We have reached a tipping point in our fight for equality in America. Forty-two years after the Stonewall riots -- a defining moment in the beginning of America's gay rights movement -- New York's legalization of same-sex marriage and California's mandate to teach lesbian, bi-sexual, gay, transgender and queer (LGBTQ) history in grade schools, bring this country closer to a more equal society.
In my decade in Congress, the gay community and its allies have fought numerous battles and this double victory shows we have not fought in vain. Both California and New York, with their own rich history of LGBTQ activism, have taken courageous steps towards equality. I commend Governors Jerry Brown and Andrew Cuomo for answering the calls of their constituents. I am also proud of the progress made in Congress including the repeal of Don't Ask, Don't Tell and movement towards the Defense of Marriage Act repeal. The fact that the Pentagon announced this week that the U.S. military is prepared to accept openly gay and lesbian service members, and doing so will not harm military readiness, is great news. Yet, I know this is not enough.
Discrimination in any realm is still inequality. Now more than never, it is imperative to remind each other, and our elected officials, that until we all have equal rights -- be it the right to marry or earn equal wages -- liberty and justice has not yet been granted.
Consider California. California's groundbreaking legislation -- S.B. 48, the California FAIR Education Act (also known as the LGBT History Bill) -- requires all public schools to teach significant eras and historical movements, such as the previously omitted topics of the gay rights movement and disabilities education. California has laid out a framework for dialogue for the entire country. This dialogue among young people and educators hopes to break the misconceptions and stigma in our society regarding the gay community, and slowly lead to an increased social awareness among future generations.
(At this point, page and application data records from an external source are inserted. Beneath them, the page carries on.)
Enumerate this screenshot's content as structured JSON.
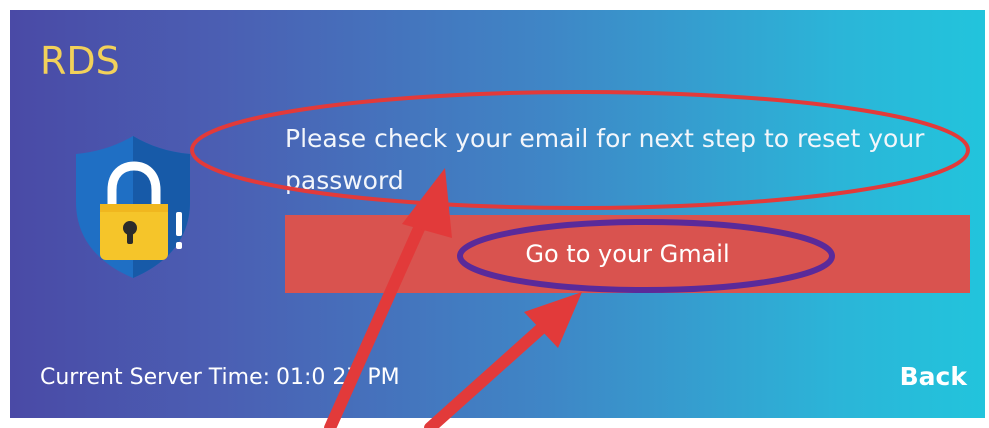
{
  "app": {
    "brand": "RDS"
  },
  "message": {
    "text": "Please check your email for next step to reset your password"
  },
  "actions": {
    "gmail_label": "Go to your Gmail",
    "back_label": "Back"
  },
  "footer": {
    "server_time_label": "Current Server Time:",
    "server_time_value": "01:0 27 PM"
  },
  "icons": {
    "shield": "shield-lock-icon"
  },
  "colors": {
    "brand_text": "#f2d15a",
    "button_bg": "#d9534f",
    "annotation_red": "#e23a3a",
    "annotation_purple": "#5a2a9a"
  }
}
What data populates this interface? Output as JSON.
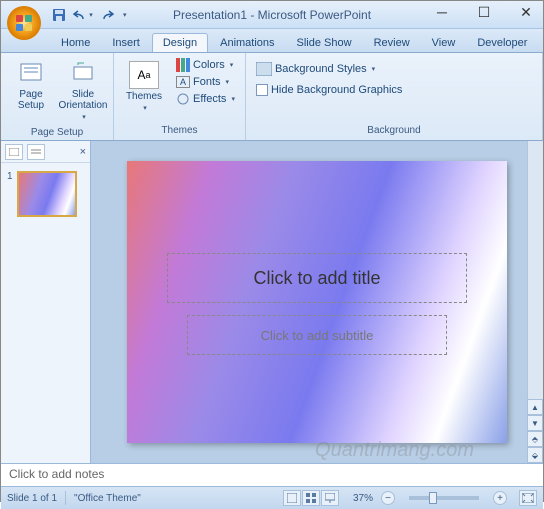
{
  "title": "Presentation1 - Microsoft PowerPoint",
  "tabs": [
    "Home",
    "Insert",
    "Design",
    "Animations",
    "Slide Show",
    "Review",
    "View",
    "Developer"
  ],
  "active_tab": "Design",
  "ribbon": {
    "page_setup": {
      "label": "Page Setup",
      "page_setup_btn": "Page\nSetup",
      "orientation_btn": "Slide\nOrientation"
    },
    "themes": {
      "label": "Themes",
      "themes_btn": "Themes",
      "colors": "Colors",
      "fonts": "Fonts",
      "effects": "Effects"
    },
    "background": {
      "label": "Background",
      "styles": "Background Styles",
      "hide": "Hide Background Graphics"
    }
  },
  "slide": {
    "title_placeholder": "Click to add title",
    "subtitle_placeholder": "Click to add subtitle"
  },
  "thumbnails": {
    "slide_num": "1"
  },
  "notes": {
    "placeholder": "Click to add notes"
  },
  "status": {
    "slide_info": "Slide 1 of 1",
    "theme": "\"Office Theme\"",
    "zoom": "37%"
  },
  "watermark": "Quantrimang.com"
}
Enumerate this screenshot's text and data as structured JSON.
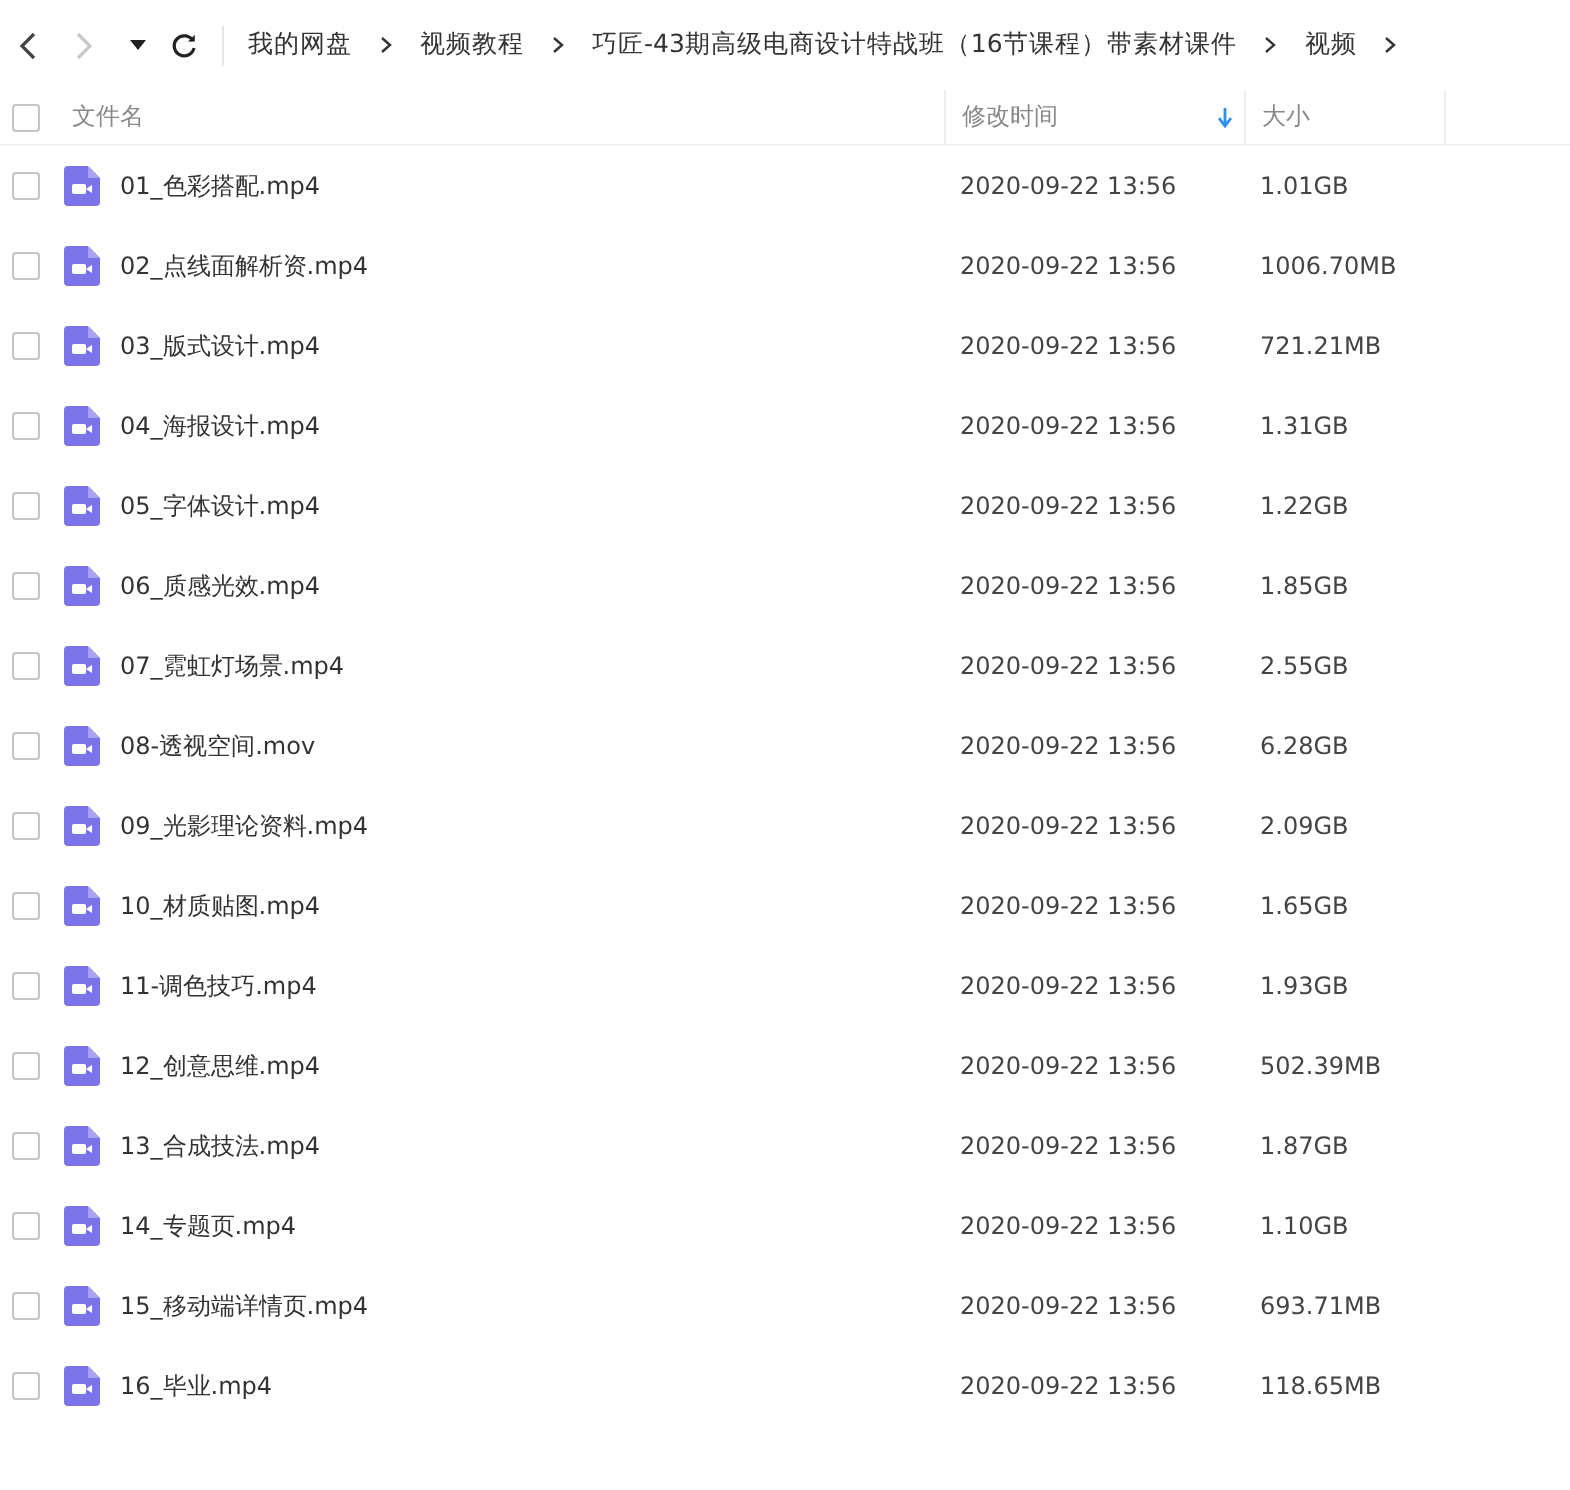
{
  "nav": [
    {
      "kind": "back",
      "disabled": false
    },
    {
      "kind": "forward",
      "disabled": true
    },
    {
      "kind": "dropdown",
      "disabled": false
    },
    {
      "kind": "refresh",
      "disabled": false
    }
  ],
  "breadcrumb": [
    "我的网盘",
    "视频教程",
    "巧匠-43期高级电商设计特战班（16节课程）带素材课件",
    "视频"
  ],
  "header": {
    "checked": false,
    "columns": [
      {
        "label": "文件名",
        "sorted": false
      },
      {
        "label": "修改时间",
        "sorted": true
      },
      {
        "label": "大小",
        "sorted": false
      }
    ]
  },
  "rows": [
    {
      "name": "01_色彩搭配.mp4",
      "modified": "2020-09-22 13:56",
      "size": "1.01GB",
      "checked": false
    },
    {
      "name": "02_点线面解析资.mp4",
      "modified": "2020-09-22 13:56",
      "size": "1006.70MB",
      "checked": false
    },
    {
      "name": "03_版式设计.mp4",
      "modified": "2020-09-22 13:56",
      "size": "721.21MB",
      "checked": false
    },
    {
      "name": "04_海报设计.mp4",
      "modified": "2020-09-22 13:56",
      "size": "1.31GB",
      "checked": false
    },
    {
      "name": "05_字体设计.mp4",
      "modified": "2020-09-22 13:56",
      "size": "1.22GB",
      "checked": false
    },
    {
      "name": "06_质感光效.mp4",
      "modified": "2020-09-22 13:56",
      "size": "1.85GB",
      "checked": false
    },
    {
      "name": "07_霓虹灯场景.mp4",
      "modified": "2020-09-22 13:56",
      "size": "2.55GB",
      "checked": false
    },
    {
      "name": "08-透视空间.mov",
      "modified": "2020-09-22 13:56",
      "size": "6.28GB",
      "checked": false
    },
    {
      "name": "09_光影理论资料.mp4",
      "modified": "2020-09-22 13:56",
      "size": "2.09GB",
      "checked": false
    },
    {
      "name": "10_材质贴图.mp4",
      "modified": "2020-09-22 13:56",
      "size": "1.65GB",
      "checked": false
    },
    {
      "name": "11-调色技巧.mp4",
      "modified": "2020-09-22 13:56",
      "size": "1.93GB",
      "checked": false
    },
    {
      "name": "12_创意思维.mp4",
      "modified": "2020-09-22 13:56",
      "size": "502.39MB",
      "checked": false
    },
    {
      "name": "13_合成技法.mp4",
      "modified": "2020-09-22 13:56",
      "size": "1.87GB",
      "checked": false
    },
    {
      "name": "14_专题页.mp4",
      "modified": "2020-09-22 13:56",
      "size": "1.10GB",
      "checked": false
    },
    {
      "name": "15_移动端详情页.mp4",
      "modified": "2020-09-22 13:56",
      "size": "693.71MB",
      "checked": false
    },
    {
      "name": "16_毕业.mp4",
      "modified": "2020-09-22 13:56",
      "size": "118.65MB",
      "checked": false
    }
  ]
}
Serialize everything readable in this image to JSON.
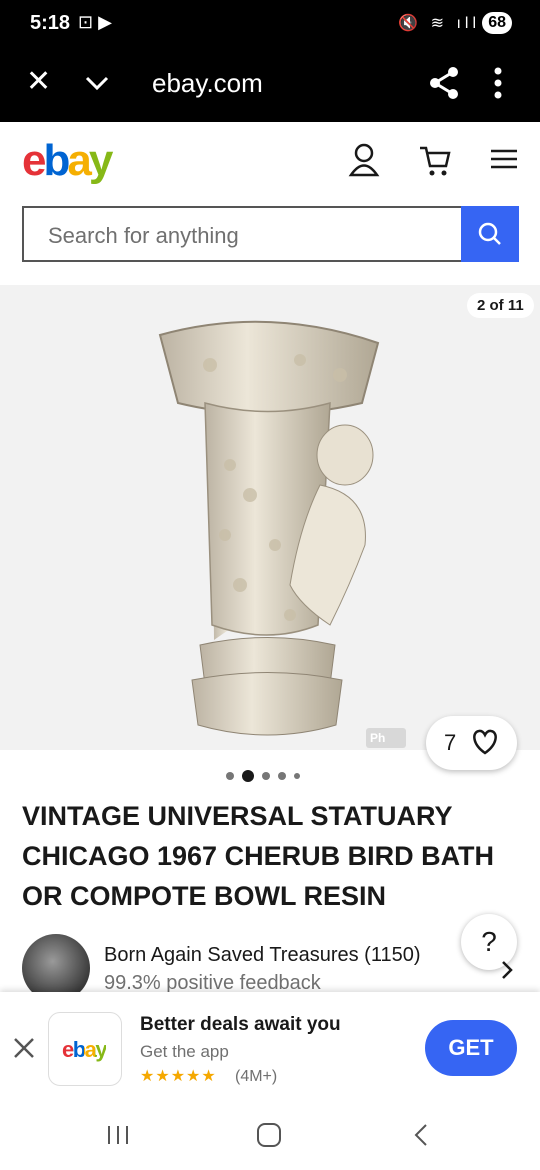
{
  "status_bar": {
    "time": "5:18",
    "battery": "68"
  },
  "browser": {
    "url": "ebay.com"
  },
  "header": {
    "logo": [
      "e",
      "b",
      "a",
      "y"
    ]
  },
  "search": {
    "placeholder": "Search for anything"
  },
  "gallery": {
    "counter": "2 of 11",
    "watermark": "Ph",
    "watch_count": "7",
    "dot_count": 5,
    "active_dot": 1
  },
  "listing": {
    "title": "VINTAGE UNIVERSAL STATUARY CHICAGO 1967 CHERUB BIRD BATH OR COMPOTE BOWL RESIN"
  },
  "seller": {
    "name": "Born Again Saved Treasures (1150)",
    "feedback": "99.3% positive feedback"
  },
  "help": {
    "label": "?"
  },
  "banner": {
    "title": "Better deals await you",
    "subtitle": "Get the app",
    "stars": "★★★★★",
    "rating": "(4M+)",
    "button": "GET",
    "app_logo": "ebay"
  },
  "colors": {
    "accent": "#3665f3",
    "logo_red": "#e53238",
    "logo_blue": "#0064d2",
    "logo_yellow": "#f5af02",
    "logo_green": "#86b817"
  }
}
Consider New York. Even as New York became the sixth and largest state to grant same-sex marriage licenses, thousands of gay couples remain in immigration limbo throughout the country, not able to sponsor their partners for residency or prevent deportation. In fact, one of my constituents, Judy Rickard, is being torn apart from her partner because of unfair immigration laws. Judy and others face a distinctly different, and unequal, reality compared with heterosexual couples. We must not forget that these communities continue to struggle, often silently, for their rights.
My strong advocacy for equal rights within the gay community is rooted in my commitment to increase the visibility and profile of all underrepresented communities. This is reflected in my authoring of the Reuniting Families Act, which eliminates discrimination in immigration law against same-sex, permanent partners and their families who are seeking to reunite. I reintroduced it in the 112th Congress to help reunite the tens of thousands of lives and livelihoods put on hold due to our current discriminatory immigration law.
As Vice-Chair of the Congressional LGBT Caucus, I have consistently voted in favor of non-discrimination laws such as the Employment Non-Discrimination Act, lifting the HIV Entry Ban on immigrants, and guaranteeing LGBTQ families the right to visit and make medical decisions for their partners.
These are only a few pieces of legislative accomplishments that we hope to achieve, but we need your help. We are steadily making progress as we work to repeal legislation such as California's Proposition 8 and the Defense for Marriage Act. As long as we continue to fight on all fronts, change will follow.
US Congressman Michael Honda (D-CA) is Vice-Chair of the Congressional LGBT Equality Caucus, represents Silicon Valley and serves on the House Budget and Appropriations Committees. Follow Rep Honda on Facebook and Twitter.